- Work instruction: Output all records verbatim.

(Dataset rows describing interfaces)
────────────────────────────────────────

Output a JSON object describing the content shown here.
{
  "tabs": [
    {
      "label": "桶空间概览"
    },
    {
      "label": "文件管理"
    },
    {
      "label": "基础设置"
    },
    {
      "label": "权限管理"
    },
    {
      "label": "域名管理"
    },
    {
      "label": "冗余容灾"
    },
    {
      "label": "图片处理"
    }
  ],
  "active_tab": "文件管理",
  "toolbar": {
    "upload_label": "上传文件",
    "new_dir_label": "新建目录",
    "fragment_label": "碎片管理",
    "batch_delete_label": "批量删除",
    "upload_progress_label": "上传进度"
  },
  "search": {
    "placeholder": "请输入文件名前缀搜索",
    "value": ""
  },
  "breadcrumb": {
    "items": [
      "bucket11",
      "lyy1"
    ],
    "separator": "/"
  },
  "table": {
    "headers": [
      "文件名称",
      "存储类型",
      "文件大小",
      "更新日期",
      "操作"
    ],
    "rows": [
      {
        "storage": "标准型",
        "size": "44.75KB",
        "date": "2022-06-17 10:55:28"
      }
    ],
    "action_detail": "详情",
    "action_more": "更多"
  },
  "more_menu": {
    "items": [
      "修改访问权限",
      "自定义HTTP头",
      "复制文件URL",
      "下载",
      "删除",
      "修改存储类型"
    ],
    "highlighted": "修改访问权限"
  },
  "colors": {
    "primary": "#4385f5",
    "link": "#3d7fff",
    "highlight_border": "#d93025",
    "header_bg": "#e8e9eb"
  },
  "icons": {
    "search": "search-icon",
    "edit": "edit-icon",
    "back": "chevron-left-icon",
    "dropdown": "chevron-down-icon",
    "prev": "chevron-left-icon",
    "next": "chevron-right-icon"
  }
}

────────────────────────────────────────

- Solved problem:
Output a JSON object describing the content shown here.
{
  "tabs": [
    {
      "label": "桶空间概览"
    },
    {
      "label": "文件管理"
    },
    {
      "label": "基础设置"
    },
    {
      "label": "权限管理"
    },
    {
      "label": "域名管理"
    },
    {
      "label": "冗余容灾"
    },
    {
      "label": "图片处理"
    }
  ],
  "active_tab": "文件管理",
  "toolbar": {
    "upload_label": "上传文件",
    "new_dir_label": "新建目录",
    "fragment_label": "碎片管理",
    "batch_delete_label": "批量删除",
    "upload_progress_label": "上传进度"
  },
  "search": {
    "placeholder": "请输入文件名前缀搜索",
    "value": ""
  },
  "breadcrumb": {
    "items": [
      "bucket11",
      "lyy1"
    ],
    "separator": "/"
  },
  "table": {
    "headers": [
      "文件名称",
      "存储类型",
      "文件大小",
      "更新日期",
      "操作"
    ],
    "rows": [
      {
        "storage": "标准型",
        "size": "44.75KB",
        "date": "2022-06-17 10:55:28"
      }
    ],
    "action_detail": "详情",
    "action_more": "更多"
  },
  "more_menu": {
    "items": [
      "修改访问权限",
      "自定义HTTP头",
      "复制文件URL",
      "下载",
      "删除",
      "修改存储类型"
    ],
    "highlighted": "修改访问权限"
  },
  "colors": {
    "primary": "#4385f5",
    "link": "#3d7fff",
    "highlight_border": "#d93025",
    "header_bg": "#e8e9eb"
  },
  "icons": {
    "search": "search-icon",
    "edit": "edit-icon",
    "back": "chevron-left-icon",
    "dropdown": "chevron-down-icon",
    "prev": "chevron-left-icon",
    "next": "chevron-right-icon"
  }
}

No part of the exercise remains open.